:: What to work on ::
Lines holding the word "Device" are the ones to copy from the data below.

☆ ☆ ☆ ☆

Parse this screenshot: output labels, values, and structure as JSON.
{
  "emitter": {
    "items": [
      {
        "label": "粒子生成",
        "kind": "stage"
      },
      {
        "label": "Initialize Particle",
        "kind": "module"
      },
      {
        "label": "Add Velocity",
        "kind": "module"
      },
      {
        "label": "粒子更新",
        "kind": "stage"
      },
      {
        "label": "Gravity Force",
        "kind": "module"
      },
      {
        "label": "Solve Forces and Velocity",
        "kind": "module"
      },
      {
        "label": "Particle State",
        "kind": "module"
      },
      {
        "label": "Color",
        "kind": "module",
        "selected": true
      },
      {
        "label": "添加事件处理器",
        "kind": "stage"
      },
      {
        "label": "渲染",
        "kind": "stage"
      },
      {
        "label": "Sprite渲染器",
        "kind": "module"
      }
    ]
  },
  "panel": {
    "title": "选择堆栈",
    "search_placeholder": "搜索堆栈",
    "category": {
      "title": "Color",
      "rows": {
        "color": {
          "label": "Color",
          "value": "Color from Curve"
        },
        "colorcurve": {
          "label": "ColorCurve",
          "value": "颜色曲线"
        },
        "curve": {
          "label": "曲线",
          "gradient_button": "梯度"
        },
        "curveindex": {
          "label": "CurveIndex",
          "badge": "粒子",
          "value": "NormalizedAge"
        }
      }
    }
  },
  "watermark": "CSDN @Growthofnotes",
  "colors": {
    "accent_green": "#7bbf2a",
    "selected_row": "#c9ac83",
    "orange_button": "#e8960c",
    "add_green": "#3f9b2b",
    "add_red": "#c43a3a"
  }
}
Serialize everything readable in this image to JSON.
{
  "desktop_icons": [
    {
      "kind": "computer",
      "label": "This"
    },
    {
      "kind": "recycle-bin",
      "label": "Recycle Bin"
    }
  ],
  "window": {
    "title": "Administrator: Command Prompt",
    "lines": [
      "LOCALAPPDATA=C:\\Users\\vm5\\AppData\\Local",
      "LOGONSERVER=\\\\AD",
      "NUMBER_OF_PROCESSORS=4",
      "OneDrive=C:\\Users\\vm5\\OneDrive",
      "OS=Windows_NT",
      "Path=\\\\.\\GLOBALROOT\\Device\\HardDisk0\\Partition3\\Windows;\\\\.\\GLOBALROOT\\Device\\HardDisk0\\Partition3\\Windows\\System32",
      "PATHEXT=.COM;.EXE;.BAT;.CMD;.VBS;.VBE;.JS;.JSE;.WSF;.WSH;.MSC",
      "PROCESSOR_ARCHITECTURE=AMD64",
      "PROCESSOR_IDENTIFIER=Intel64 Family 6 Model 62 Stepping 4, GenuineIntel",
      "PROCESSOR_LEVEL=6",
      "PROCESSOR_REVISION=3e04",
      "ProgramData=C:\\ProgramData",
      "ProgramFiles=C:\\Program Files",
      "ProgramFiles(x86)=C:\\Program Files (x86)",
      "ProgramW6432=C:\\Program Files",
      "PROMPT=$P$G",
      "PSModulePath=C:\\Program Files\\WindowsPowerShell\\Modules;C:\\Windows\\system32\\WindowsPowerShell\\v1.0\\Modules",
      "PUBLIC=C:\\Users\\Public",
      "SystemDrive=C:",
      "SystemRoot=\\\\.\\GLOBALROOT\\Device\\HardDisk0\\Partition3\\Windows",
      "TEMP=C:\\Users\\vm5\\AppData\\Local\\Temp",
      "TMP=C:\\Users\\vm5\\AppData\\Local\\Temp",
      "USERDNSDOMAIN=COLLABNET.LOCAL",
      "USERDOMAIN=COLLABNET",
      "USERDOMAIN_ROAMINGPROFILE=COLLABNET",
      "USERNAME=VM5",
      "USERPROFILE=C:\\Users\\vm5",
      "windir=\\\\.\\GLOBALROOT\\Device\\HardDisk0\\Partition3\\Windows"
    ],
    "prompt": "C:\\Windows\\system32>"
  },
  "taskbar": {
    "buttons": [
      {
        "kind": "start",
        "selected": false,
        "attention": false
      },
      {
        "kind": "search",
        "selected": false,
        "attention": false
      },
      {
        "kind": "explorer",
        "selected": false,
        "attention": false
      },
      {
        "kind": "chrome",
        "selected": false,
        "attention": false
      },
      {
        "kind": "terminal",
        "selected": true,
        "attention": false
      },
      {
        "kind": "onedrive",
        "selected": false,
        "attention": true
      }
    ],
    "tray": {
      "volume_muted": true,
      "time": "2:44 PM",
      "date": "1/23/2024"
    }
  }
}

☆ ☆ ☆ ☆

:: Your solution ::
      "Path=\\\\.\\GLOBALROOT\\Device\\HardDisk0\\Partition3\\Windows;\\\\.\\GLOBALROOT\\Device\\HardDisk0\\Partition3\\Windows\\System32",
      "SystemRoot=\\\\.\\GLOBALROOT\\Device\\HardDisk0\\Partition3\\Windows",
      "windir=\\\\.\\GLOBALROOT\\Device\\HardDisk0\\Partition3\\Windows"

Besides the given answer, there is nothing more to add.